§ **Supplied material**:
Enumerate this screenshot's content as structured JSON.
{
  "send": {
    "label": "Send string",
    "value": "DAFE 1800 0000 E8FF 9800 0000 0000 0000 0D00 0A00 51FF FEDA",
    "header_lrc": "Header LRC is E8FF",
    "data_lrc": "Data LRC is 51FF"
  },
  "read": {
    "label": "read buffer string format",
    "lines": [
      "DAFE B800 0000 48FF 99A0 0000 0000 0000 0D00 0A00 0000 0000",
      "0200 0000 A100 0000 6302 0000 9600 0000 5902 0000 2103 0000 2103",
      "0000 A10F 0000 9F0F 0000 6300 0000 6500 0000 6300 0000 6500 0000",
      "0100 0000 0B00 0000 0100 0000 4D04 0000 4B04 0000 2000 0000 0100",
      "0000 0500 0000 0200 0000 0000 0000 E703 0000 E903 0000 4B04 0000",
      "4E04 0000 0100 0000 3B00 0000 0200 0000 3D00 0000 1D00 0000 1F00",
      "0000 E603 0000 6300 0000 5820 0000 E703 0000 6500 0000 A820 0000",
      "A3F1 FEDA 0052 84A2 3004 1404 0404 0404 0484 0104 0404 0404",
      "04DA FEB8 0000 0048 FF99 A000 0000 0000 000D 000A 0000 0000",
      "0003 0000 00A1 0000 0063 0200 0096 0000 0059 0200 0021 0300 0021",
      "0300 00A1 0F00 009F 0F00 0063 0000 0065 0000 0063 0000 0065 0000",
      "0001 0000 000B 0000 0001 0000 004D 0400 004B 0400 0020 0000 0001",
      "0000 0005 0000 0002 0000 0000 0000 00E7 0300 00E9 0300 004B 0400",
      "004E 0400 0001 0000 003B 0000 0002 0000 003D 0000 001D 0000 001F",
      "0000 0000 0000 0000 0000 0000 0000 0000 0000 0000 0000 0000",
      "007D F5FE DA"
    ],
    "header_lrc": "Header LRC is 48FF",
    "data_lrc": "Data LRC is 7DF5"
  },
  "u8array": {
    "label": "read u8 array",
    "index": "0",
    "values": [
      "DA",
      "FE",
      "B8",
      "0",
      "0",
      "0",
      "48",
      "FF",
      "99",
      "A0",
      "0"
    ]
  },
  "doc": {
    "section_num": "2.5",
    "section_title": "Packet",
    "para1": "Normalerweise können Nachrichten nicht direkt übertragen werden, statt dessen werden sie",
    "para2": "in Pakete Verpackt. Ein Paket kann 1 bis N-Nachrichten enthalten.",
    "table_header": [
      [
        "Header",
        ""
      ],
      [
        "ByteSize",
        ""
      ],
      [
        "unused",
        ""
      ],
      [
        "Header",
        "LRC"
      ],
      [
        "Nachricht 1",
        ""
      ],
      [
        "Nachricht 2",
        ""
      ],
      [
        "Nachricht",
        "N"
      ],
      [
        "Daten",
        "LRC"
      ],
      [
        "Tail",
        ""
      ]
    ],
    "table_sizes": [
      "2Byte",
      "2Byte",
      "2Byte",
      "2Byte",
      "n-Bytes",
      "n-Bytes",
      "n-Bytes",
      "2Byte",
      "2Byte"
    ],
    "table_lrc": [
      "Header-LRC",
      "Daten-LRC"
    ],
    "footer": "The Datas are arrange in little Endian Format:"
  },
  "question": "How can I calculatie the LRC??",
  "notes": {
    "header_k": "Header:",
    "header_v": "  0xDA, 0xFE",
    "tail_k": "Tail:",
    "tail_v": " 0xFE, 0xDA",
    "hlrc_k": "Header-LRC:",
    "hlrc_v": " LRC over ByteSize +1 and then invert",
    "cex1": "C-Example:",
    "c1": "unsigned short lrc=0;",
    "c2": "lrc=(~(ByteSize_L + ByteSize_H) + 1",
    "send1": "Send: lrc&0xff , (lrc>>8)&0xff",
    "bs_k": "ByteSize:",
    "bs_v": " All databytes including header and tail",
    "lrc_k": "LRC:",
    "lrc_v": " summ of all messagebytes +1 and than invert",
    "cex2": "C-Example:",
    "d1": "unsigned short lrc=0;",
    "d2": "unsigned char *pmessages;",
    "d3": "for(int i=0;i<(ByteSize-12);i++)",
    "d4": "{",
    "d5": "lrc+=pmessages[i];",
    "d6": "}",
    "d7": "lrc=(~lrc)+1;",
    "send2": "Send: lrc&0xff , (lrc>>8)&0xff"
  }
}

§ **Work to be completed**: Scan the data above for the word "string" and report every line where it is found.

§ **Task result**:
    "label": "Send string",
    "label": "read buffer string format",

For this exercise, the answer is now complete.